- Task item
Set down every entry exactly as it was written.
----------------------------------------
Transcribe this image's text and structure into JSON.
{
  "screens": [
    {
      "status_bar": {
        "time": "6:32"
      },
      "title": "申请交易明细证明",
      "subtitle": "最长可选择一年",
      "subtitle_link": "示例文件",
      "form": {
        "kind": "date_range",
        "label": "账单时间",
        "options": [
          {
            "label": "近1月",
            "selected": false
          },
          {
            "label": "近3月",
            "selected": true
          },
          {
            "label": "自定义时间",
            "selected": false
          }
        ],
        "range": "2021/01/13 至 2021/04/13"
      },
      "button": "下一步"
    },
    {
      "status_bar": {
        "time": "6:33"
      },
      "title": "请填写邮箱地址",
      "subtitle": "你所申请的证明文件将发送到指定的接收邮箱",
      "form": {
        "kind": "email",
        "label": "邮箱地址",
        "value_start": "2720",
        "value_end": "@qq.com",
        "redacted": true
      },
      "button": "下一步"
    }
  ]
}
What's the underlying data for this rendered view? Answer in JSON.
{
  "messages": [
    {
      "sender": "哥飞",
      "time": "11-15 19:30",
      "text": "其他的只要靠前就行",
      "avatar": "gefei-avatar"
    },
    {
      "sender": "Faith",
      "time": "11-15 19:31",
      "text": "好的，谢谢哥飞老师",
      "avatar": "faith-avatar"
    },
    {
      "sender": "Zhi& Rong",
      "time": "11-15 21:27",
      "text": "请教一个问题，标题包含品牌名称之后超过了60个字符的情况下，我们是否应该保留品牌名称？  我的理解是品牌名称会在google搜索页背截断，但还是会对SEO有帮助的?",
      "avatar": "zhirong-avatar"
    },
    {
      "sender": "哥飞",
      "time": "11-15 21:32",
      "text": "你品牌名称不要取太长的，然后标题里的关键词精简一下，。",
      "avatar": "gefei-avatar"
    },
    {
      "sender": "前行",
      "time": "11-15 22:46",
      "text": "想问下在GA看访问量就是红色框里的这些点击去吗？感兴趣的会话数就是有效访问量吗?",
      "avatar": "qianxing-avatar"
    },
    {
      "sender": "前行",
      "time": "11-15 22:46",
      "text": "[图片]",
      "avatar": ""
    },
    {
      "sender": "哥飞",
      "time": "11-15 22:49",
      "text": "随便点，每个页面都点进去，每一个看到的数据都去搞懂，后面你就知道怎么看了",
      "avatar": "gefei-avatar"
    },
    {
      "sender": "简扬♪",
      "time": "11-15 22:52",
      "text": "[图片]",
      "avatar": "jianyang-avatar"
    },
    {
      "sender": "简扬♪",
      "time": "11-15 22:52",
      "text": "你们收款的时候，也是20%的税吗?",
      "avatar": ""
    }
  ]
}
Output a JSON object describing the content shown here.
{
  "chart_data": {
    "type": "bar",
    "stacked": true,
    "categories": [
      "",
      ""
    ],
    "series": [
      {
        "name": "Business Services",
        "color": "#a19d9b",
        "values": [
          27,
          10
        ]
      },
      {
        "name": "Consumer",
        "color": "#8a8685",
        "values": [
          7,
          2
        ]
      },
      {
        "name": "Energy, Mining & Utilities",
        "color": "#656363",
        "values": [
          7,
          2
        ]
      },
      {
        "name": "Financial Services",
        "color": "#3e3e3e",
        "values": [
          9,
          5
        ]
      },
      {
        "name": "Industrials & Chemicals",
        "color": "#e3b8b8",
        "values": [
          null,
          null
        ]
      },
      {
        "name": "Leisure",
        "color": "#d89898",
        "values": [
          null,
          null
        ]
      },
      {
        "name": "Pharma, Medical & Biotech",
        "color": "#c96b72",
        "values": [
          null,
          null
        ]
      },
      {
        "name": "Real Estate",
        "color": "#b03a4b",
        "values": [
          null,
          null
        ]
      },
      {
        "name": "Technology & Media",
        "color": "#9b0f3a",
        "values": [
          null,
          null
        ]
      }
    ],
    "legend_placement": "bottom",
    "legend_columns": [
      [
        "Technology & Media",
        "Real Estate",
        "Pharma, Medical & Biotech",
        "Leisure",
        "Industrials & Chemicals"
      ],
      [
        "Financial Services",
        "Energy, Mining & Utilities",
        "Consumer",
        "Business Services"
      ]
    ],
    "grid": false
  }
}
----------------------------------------
- Exercise solution
Transcribe this image's text and structure into JSON.
{
  "screens": [
    {
      "status_bar": {
        "time": "6:32"
      },
      "title": "申请交易明细证明",
      "subtitle": "最长可选择一年",
      "subtitle_link": "示例文件",
      "form": {
        "kind": "date_range",
        "label": "账单时间",
        "options": [
          {
            "label": "近1月",
            "selected": false
          },
          {
            "label": "近3月",
            "selected": true
          },
          {
            "label": "自定义时间",
            "selected": false
          }
        ],
        "range": "2021/01/13 至 2021/04/13"
      },
      "button": "下一步"
    },
    {
      "status_bar": {
        "time": "6:33"
      },
      "title": "请填写邮箱地址",
      "subtitle": "你所申请的证明文件将发送到指定的接收邮箱",
      "form": {
        "kind": "email",
        "label": "邮箱地址",
        "value_start": "2720",
        "value_end": "@qq.com",
        "redacted": true
      },
      "button": "下一步"
    }
  ]
}
What's the underlying data for this rendered view? Answer in JSON.
{
  "messages": [
    {
      "sender": "哥飞",
      "time": "11-15 19:30",
      "text": "其他的只要靠前就行",
      "avatar": "gefei-avatar"
    },
    {
      "sender": "Faith",
      "time": "11-15 19:31",
      "text": "好的，谢谢哥飞老师",
      "avatar": "faith-avatar"
    },
    {
      "sender": "Zhi& Rong",
      "time": "11-15 21:27",
      "text": "请教一个问题，标题包含品牌名称之后超过了60个字符的情况下，我们是否应该保留品牌名称？  我的理解是品牌名称会在google搜索页背截断，但还是会对SEO有帮助的?",
      "avatar": "zhirong-avatar"
    },
    {
      "sender": "哥飞",
      "time": "11-15 21:32",
      "text": "你品牌名称不要取太长的，然后标题里的关键词精简一下，。",
      "avatar": "gefei-avatar"
    },
    {
      "sender": "前行",
      "time": "11-15 22:46",
      "text": "想问下在GA看访问量就是红色框里的这些点击去吗？感兴趣的会话数就是有效访问量吗?",
      "avatar": "qianxing-avatar"
    },
    {
      "sender": "前行",
      "time": "11-15 22:46",
      "text": "[图片]",
      "avatar": ""
    },
    {
      "sender": "哥飞",
      "time": "11-15 22:49",
      "text": "随便点，每个页面都点进去，每一个看到的数据都去搞懂，后面你就知道怎么看了",
      "avatar": "gefei-avatar"
    },
    {
      "sender": "简扬♪",
      "time": "11-15 22:52",
      "text": "[图片]",
      "avatar": "jianyang-avatar"
    },
    {
      "sender": "简扬♪",
      "time": "11-15 22:52",
      "text": "你们收款的时候，也是20%的税吗?",
      "avatar": ""
    }
  ]
}
Output a JSON object describing the content shown here.
{
  "chart_data": {
    "type": "bar",
    "stacked": true,
    "categories": [
      "",
      ""
    ],
    "series": [
      {
        "name": "Business Services",
        "color": "#a19d9b",
        "values": [
          27,
          10
        ]
      },
      {
        "name": "Consumer",
        "color": "#8a8685",
        "values": [
          7,
          2
        ]
      },
      {
        "name": "Energy, Mining & Utilities",
        "color": "#656363",
        "values": [
          7,
          2
        ]
      },
      {
        "name": "Financial Services",
        "color": "#3e3e3e",
        "values": [
          9,
          5
        ]
      },
      {
        "name": "Industrials & Chemicals",
        "color": "#e3b8b8",
        "values": [
          null,
          null
        ]
      },
      {
        "name": "Leisure",
        "color": "#d89898",
        "values": [
          null,
          null
        ]
      },
      {
        "name": "Pharma, Medical & Biotech",
        "color": "#c96b72",
        "values": [
          null,
          null
        ]
      },
      {
        "name": "Real Estate",
        "color": "#b03a4b",
        "values": [
          null,
          null
        ]
      },
      {
        "name": "Technology & Media",
        "color": "#9b0f3a",
        "values": [
          null,
          null
        ]
      }
    ],
    "legend_placement": "bottom",
    "legend_columns": [
      [
        "Technology & Media",
        "Real Estate",
        "Pharma, Medical & Biotech",
        "Leisure",
        "Industrials & Chemicals"
      ],
      [
        "Financial Services",
        "Energy, Mining & Utilities",
        "Consumer",
        "Business Services"
      ]
    ],
    "grid": false
  }
}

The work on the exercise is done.